Among the entries below, count the lines holding the string "accent". Respond with the number alone.

*** Opening EXTRACTED DATA ***

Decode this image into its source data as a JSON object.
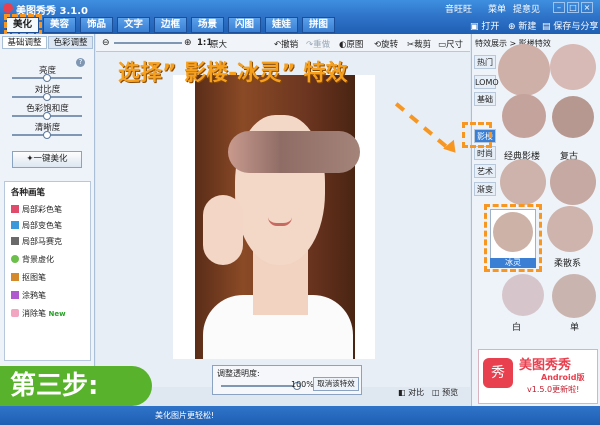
{
  "window": {
    "title": "美图秀秀 3.1.0",
    "account": "音旺旺",
    "menu": "菜单",
    "feedback": "提意见"
  },
  "tabs": [
    "美化",
    "美容",
    "饰品",
    "文字",
    "边框",
    "场景",
    "闪图",
    "娃娃",
    "拼图"
  ],
  "tabbar_actions": {
    "open": "打开",
    "new": "新建",
    "save": "保存与分享"
  },
  "left_panel": {
    "subtabs": [
      "基础调整",
      "色彩调整"
    ],
    "adjustments": [
      {
        "label": "亮度",
        "level": 0.5
      },
      {
        "label": "对比度",
        "level": 0.5
      },
      {
        "label": "色彩饱和度",
        "level": 0.5
      },
      {
        "label": "清晰度",
        "level": 0.5
      }
    ],
    "one_key": "一键美化",
    "brush_title": "各种画笔",
    "brushes": [
      "局部彩色笔",
      "局部变色笔",
      "局部马赛克",
      "背景虚化",
      "抠图笔",
      "涂鸦笔",
      "消除笔"
    ],
    "new_badge": "New"
  },
  "toolbar": {
    "ratio": "1:1",
    "original": "原大",
    "undo": "撤销",
    "redo": "重做",
    "original_image": "原图",
    "rotate": "旋转",
    "crop": "裁剪",
    "size": "尺寸"
  },
  "annotation": {
    "heading": "选择” 影楼-冰灵” 特效",
    "step": "第三步:"
  },
  "opacity_panel": {
    "label": "调整透明度:",
    "value": "100%",
    "level": 1.0,
    "cancel": "取消该特效"
  },
  "canvas_footer": {
    "compare": "对比",
    "preview": "预览"
  },
  "right_panel": {
    "header": "特效展示 > 影楼特效",
    "categories": [
      "热门",
      "LOMO",
      "基础",
      "影楼",
      "时尚",
      "艺术",
      "渐变"
    ],
    "active_category": "影楼",
    "effects": [
      "经典影楼",
      "复古",
      "冰灵",
      "柔散系",
      "白",
      "单"
    ],
    "selected_effect": "冰灵",
    "ad_title": "美图秀秀",
    "ad_sub": "Android版",
    "ad_version": "v1.5.0更新啦!"
  },
  "status": {
    "tip": "美化图片更轻松!"
  },
  "colors": {
    "accent": "#3a7fd3",
    "highlight": "#f79722",
    "step_green": "#58b22c"
  }
}
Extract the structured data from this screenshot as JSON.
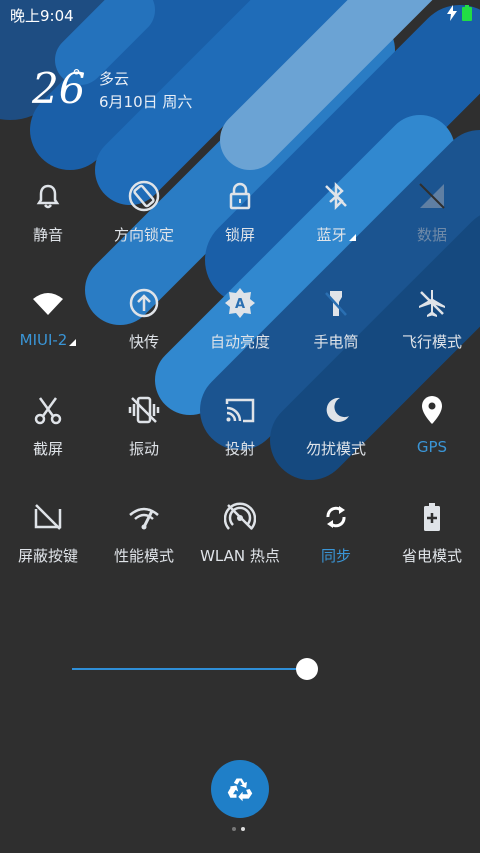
{
  "status": {
    "time": "晚上9:04"
  },
  "weather": {
    "temperature": "26",
    "degree": "°",
    "condition": "多云",
    "date": "6月10日 周六"
  },
  "tiles": [
    {
      "label": "静音",
      "icon": "bell-icon"
    },
    {
      "label": "方向锁定",
      "icon": "rotation-lock-icon"
    },
    {
      "label": "锁屏",
      "icon": "lock-icon"
    },
    {
      "label": "蓝牙",
      "icon": "bluetooth-off-icon"
    },
    {
      "label": "数据",
      "icon": "mobile-data-off-icon"
    },
    {
      "label": "MIUI-2",
      "icon": "wifi-icon"
    },
    {
      "label": "快传",
      "icon": "quick-transfer-icon"
    },
    {
      "label": "自动亮度",
      "icon": "auto-brightness-icon"
    },
    {
      "label": "手电筒",
      "icon": "flashlight-icon"
    },
    {
      "label": "飞行模式",
      "icon": "airplane-icon"
    },
    {
      "label": "截屏",
      "icon": "scissors-icon"
    },
    {
      "label": "振动",
      "icon": "vibrate-icon"
    },
    {
      "label": "投射",
      "icon": "cast-icon"
    },
    {
      "label": "勿扰模式",
      "icon": "moon-icon"
    },
    {
      "label": "GPS",
      "icon": "location-pin-icon"
    },
    {
      "label": "屏蔽按键",
      "icon": "block-keys-icon"
    },
    {
      "label": "性能模式",
      "icon": "performance-icon"
    },
    {
      "label": "WLAN 热点",
      "icon": "hotspot-off-icon"
    },
    {
      "label": "同步",
      "icon": "sync-icon"
    },
    {
      "label": "省电模式",
      "icon": "battery-saver-icon"
    }
  ],
  "brightness": {
    "level": 0.95
  },
  "fab_icon": "recycle-icon",
  "colors": {
    "accent": "#3a95d6",
    "background": "#2f2f2f"
  }
}
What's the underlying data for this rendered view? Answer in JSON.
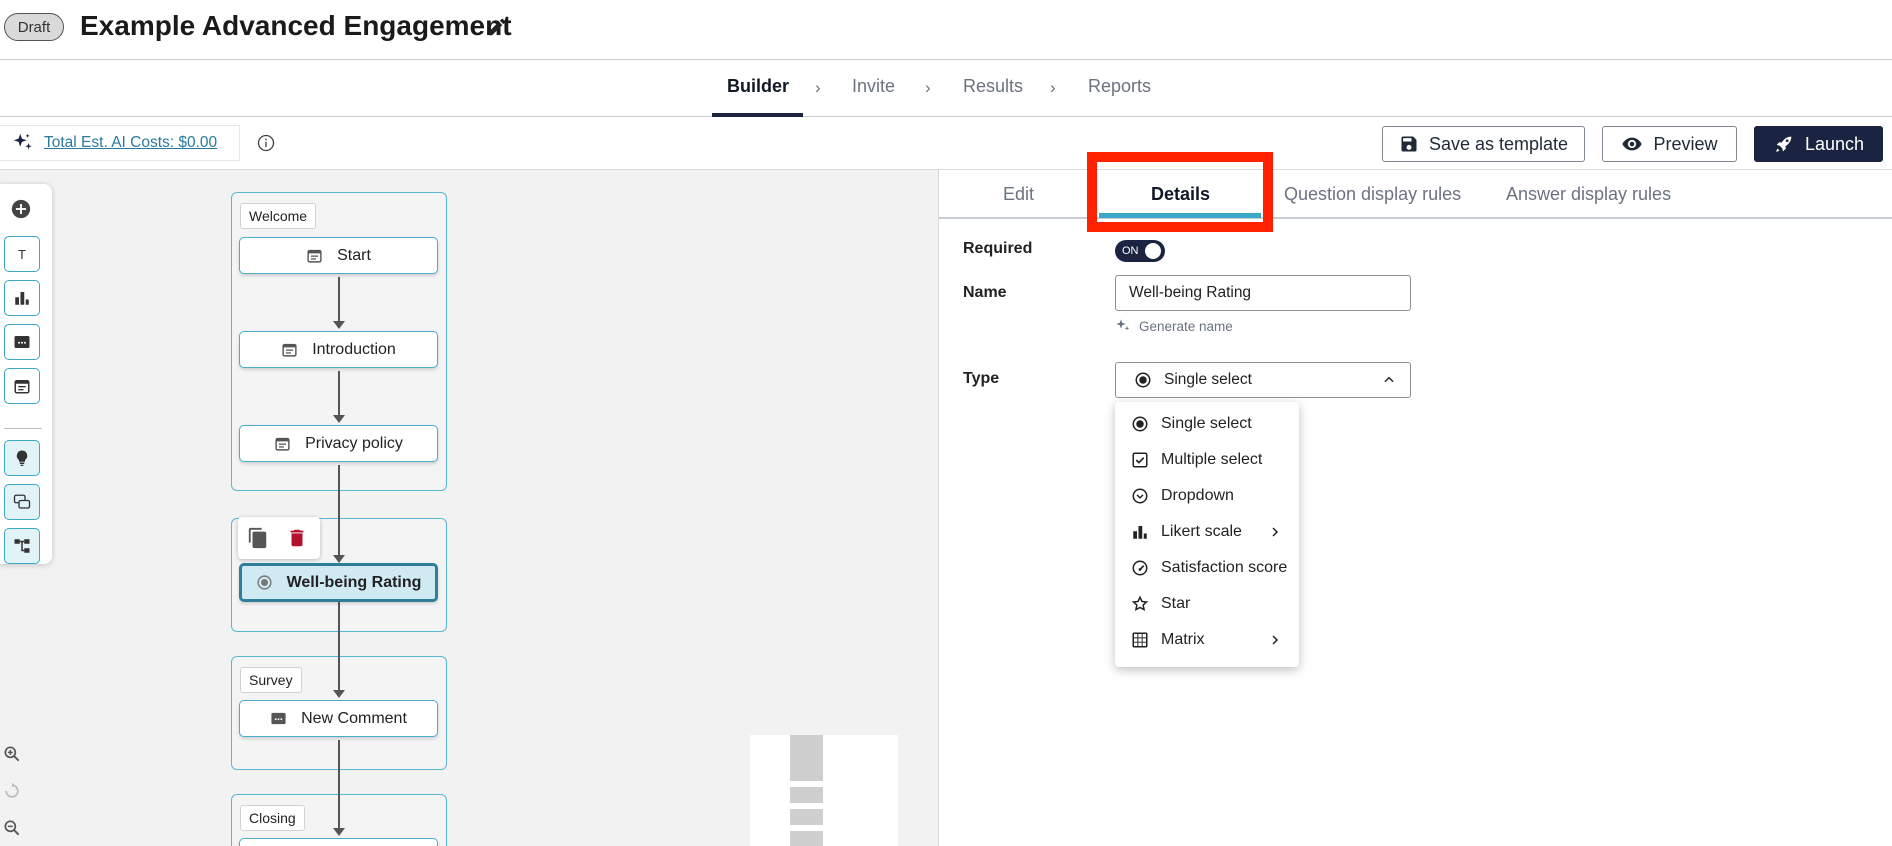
{
  "header": {
    "badge": "Draft",
    "title": "Example Advanced Engagement"
  },
  "steps": [
    "Builder",
    "Invite",
    "Results",
    "Reports"
  ],
  "steps_separator": "›",
  "toolbar": {
    "ai_cost": "Total Est. AI Costs: $0.00",
    "save_template": "Save as template",
    "preview": "Preview",
    "launch": "Launch"
  },
  "palette": {
    "text_tool": "T"
  },
  "flow": {
    "groups": {
      "welcome": "Welcome",
      "survey": "Survey",
      "closing": "Closing"
    },
    "nodes": {
      "start": "Start",
      "introduction": "Introduction",
      "privacy": "Privacy policy",
      "wellbeing": "Well-being Rating",
      "new_comment": "New Comment"
    }
  },
  "panel": {
    "tabs": [
      "Edit",
      "Details",
      "Question display rules",
      "Answer display rules"
    ],
    "required_label": "Required",
    "required_toggle": "ON",
    "name_label": "Name",
    "name_value": "Well-being Rating",
    "generate_name": "Generate name",
    "type_label": "Type",
    "type_value": "Single select",
    "type_options": [
      "Single select",
      "Multiple select",
      "Dropdown",
      "Likert scale",
      "Satisfaction score",
      "Star",
      "Matrix"
    ]
  },
  "colors": {
    "brand_dark": "#1a2440",
    "accent": "#3aa9c8",
    "highlight": "#ff2200",
    "delete": "#b3122e"
  }
}
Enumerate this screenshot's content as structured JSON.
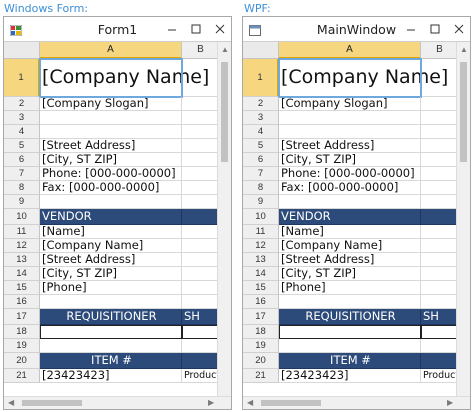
{
  "captions": {
    "left": "Windows Form:",
    "right": "WPF:"
  },
  "windows": [
    {
      "title": "Form1",
      "columns": [
        "A",
        "B"
      ],
      "rows": [
        {
          "num": "1",
          "text": "[Company Name]"
        },
        {
          "num": "2",
          "text": "[Company Slogan]"
        },
        {
          "num": "3",
          "text": ""
        },
        {
          "num": "4",
          "text": ""
        },
        {
          "num": "5",
          "text": "[Street Address]"
        },
        {
          "num": "6",
          "text": "[City, ST ZIP]"
        },
        {
          "num": "7",
          "text": "Phone: [000-000-0000]"
        },
        {
          "num": "8",
          "text": "Fax: [000-000-0000]"
        },
        {
          "num": "9",
          "text": ""
        },
        {
          "num": "10",
          "text": "VENDOR"
        },
        {
          "num": "11",
          "text": "[Name]"
        },
        {
          "num": "12",
          "text": "[Company Name]"
        },
        {
          "num": "13",
          "text": "[Street Address]"
        },
        {
          "num": "14",
          "text": "[City, ST ZIP]"
        },
        {
          "num": "15",
          "text": "[Phone]"
        },
        {
          "num": "16",
          "text": ""
        },
        {
          "num": "17",
          "text": "REQUISITIONER",
          "b": "SH"
        },
        {
          "num": "18",
          "text": ""
        },
        {
          "num": "19",
          "text": ""
        },
        {
          "num": "20",
          "text": "ITEM #"
        },
        {
          "num": "21",
          "text": "[23423423]",
          "b": "Product"
        }
      ]
    },
    {
      "title": "MainWindow",
      "columns": [
        "A",
        "B"
      ],
      "rows": [
        {
          "num": "1",
          "text": "[Company Name]"
        },
        {
          "num": "2",
          "text": "[Company Slogan]"
        },
        {
          "num": "3",
          "text": ""
        },
        {
          "num": "4",
          "text": ""
        },
        {
          "num": "5",
          "text": "[Street Address]"
        },
        {
          "num": "6",
          "text": "[City, ST ZIP]"
        },
        {
          "num": "7",
          "text": "Phone: [000-000-0000]"
        },
        {
          "num": "8",
          "text": "Fax: [000-000-0000]"
        },
        {
          "num": "9",
          "text": ""
        },
        {
          "num": "10",
          "text": "VENDOR"
        },
        {
          "num": "11",
          "text": "[Name]"
        },
        {
          "num": "12",
          "text": "[Company Name]"
        },
        {
          "num": "13",
          "text": "[Street Address]"
        },
        {
          "num": "14",
          "text": "[City, ST ZIP]"
        },
        {
          "num": "15",
          "text": "[Phone]"
        },
        {
          "num": "16",
          "text": ""
        },
        {
          "num": "17",
          "text": "REQUISITIONER",
          "b": "SH"
        },
        {
          "num": "18",
          "text": ""
        },
        {
          "num": "19",
          "text": ""
        },
        {
          "num": "20",
          "text": "ITEM #"
        },
        {
          "num": "21",
          "text": "[23423423]",
          "b": "Product"
        }
      ]
    }
  ],
  "colors": {
    "band": "#2c4b7a",
    "selected_header": "#f7d680",
    "caption": "#3c8fd6"
  },
  "icons": {
    "form1_app": "winforms-app-icon",
    "wpf_app": "wpf-window-icon"
  }
}
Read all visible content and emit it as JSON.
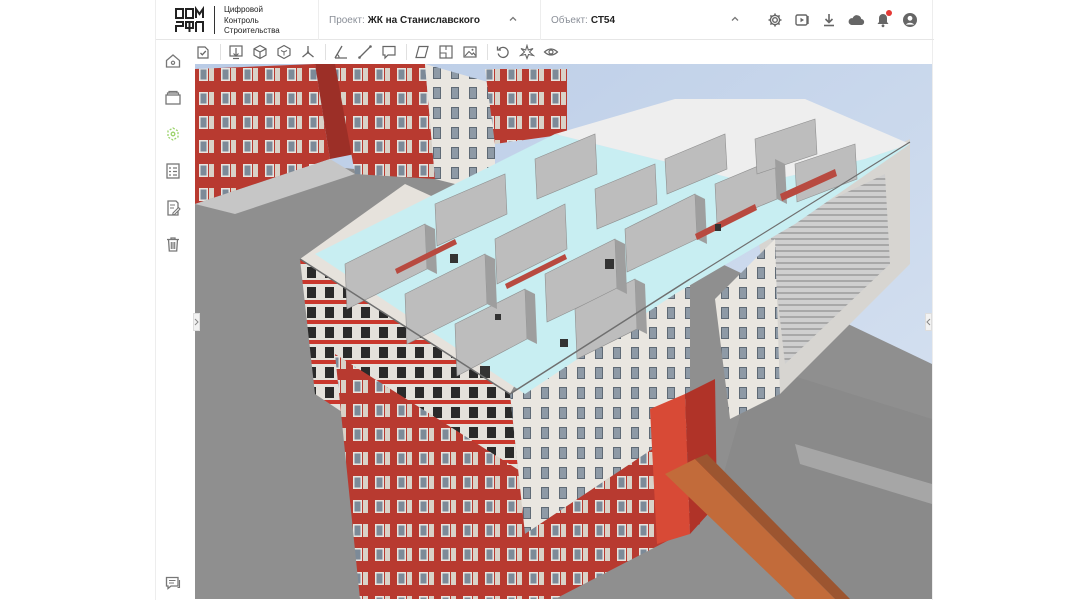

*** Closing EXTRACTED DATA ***

**REPLY TO THE EXERCISE:**
3